## [What to produce]
Return every entry exactly. Leave nothing out.

--- Data to use ---

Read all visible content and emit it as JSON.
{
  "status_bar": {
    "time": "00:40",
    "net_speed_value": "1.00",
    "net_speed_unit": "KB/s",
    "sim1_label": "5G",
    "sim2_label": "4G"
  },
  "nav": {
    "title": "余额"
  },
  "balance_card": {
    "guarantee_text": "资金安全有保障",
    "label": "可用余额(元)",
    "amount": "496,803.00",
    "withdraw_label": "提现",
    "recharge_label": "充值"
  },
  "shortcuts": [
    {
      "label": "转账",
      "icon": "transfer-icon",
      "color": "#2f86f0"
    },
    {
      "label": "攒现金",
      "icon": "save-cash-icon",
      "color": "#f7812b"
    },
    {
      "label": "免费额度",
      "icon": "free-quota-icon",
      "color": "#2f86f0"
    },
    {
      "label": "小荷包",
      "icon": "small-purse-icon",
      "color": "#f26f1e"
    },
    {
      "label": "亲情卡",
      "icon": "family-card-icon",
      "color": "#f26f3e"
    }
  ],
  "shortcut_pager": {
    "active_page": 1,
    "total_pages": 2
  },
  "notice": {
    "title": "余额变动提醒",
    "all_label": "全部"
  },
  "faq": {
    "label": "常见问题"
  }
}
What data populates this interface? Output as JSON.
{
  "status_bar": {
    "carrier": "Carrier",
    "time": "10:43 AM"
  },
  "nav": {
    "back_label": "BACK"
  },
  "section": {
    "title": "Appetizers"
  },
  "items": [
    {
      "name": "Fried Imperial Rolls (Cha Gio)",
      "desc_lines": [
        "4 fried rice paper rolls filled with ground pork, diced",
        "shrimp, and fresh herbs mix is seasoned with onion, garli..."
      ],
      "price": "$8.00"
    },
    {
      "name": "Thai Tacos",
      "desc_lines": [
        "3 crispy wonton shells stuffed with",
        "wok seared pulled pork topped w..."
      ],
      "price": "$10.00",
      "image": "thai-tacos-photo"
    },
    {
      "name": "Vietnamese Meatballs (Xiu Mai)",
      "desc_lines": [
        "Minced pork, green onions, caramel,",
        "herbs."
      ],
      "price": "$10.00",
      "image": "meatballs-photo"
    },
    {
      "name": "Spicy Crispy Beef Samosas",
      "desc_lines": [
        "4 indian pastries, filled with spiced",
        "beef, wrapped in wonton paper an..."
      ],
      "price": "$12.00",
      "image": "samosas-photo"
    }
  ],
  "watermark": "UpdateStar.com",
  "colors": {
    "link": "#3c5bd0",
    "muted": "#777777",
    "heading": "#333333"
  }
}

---

## [Reply]
Read all visible content and emit it as JSON.
{
  "status_bar": {
    "time": "00:40",
    "net_speed_value": "1.00",
    "net_speed_unit": "KB/s",
    "sim1_label": "5G",
    "sim2_label": "4G"
  },
  "nav": {
    "title": "余额"
  },
  "balance_card": {
    "guarantee_text": "资金安全有保障",
    "label": "可用余额(元)",
    "amount": "496,803.00",
    "withdraw_label": "提现",
    "recharge_label": "充值"
  },
  "shortcuts": [
    {
      "label": "转账",
      "icon": "transfer-icon",
      "color": "#2f86f0"
    },
    {
      "label": "攒现金",
      "icon": "save-cash-icon",
      "color": "#f7812b"
    },
    {
      "label": "免费额度",
      "icon": "free-quota-icon",
      "color": "#2f86f0"
    },
    {
      "label": "小荷包",
      "icon": "small-purse-icon",
      "color": "#f26f1e"
    },
    {
      "label": "亲情卡",
      "icon": "family-card-icon",
      "color": "#f26f3e"
    }
  ],
  "shortcut_pager": {
    "active_page": 1,
    "total_pages": 2
  },
  "notice": {
    "title": "余额变动提醒",
    "all_label": "全部"
  },
  "faq": {
    "label": "常见问题"
  }
}
What data populates this interface? Output as JSON.
{
  "status_bar": {
    "carrier": "Carrier",
    "time": "10:43 AM"
  },
  "nav": {
    "back_label": "BACK"
  },
  "section": {
    "title": "Appetizers"
  },
  "items": [
    {
      "name": "Fried Imperial Rolls (Cha Gio)",
      "desc_lines": [
        "4 fried rice paper rolls filled with ground pork, diced",
        "shrimp, and fresh herbs mix is seasoned with onion, garli..."
      ],
      "price": "$8.00"
    },
    {
      "name": "Thai Tacos",
      "desc_lines": [
        "3 crispy wonton shells stuffed with",
        "wok seared pulled pork topped w..."
      ],
      "price": "$10.00",
      "image": "thai-tacos-photo"
    },
    {
      "name": "Vietnamese Meatballs (Xiu Mai)",
      "desc_lines": [
        "Minced pork, green onions, caramel,",
        "herbs."
      ],
      "price": "$10.00",
      "image": "meatballs-photo"
    },
    {
      "name": "Spicy Crispy Beef Samosas",
      "desc_lines": [
        "4 indian pastries, filled with spiced",
        "beef, wrapped in wonton paper an..."
      ],
      "price": "$12.00",
      "image": "samosas-photo"
    }
  ],
  "watermark": "UpdateStar.com",
  "colors": {
    "link": "#3c5bd0",
    "muted": "#777777",
    "heading": "#333333"
  }
}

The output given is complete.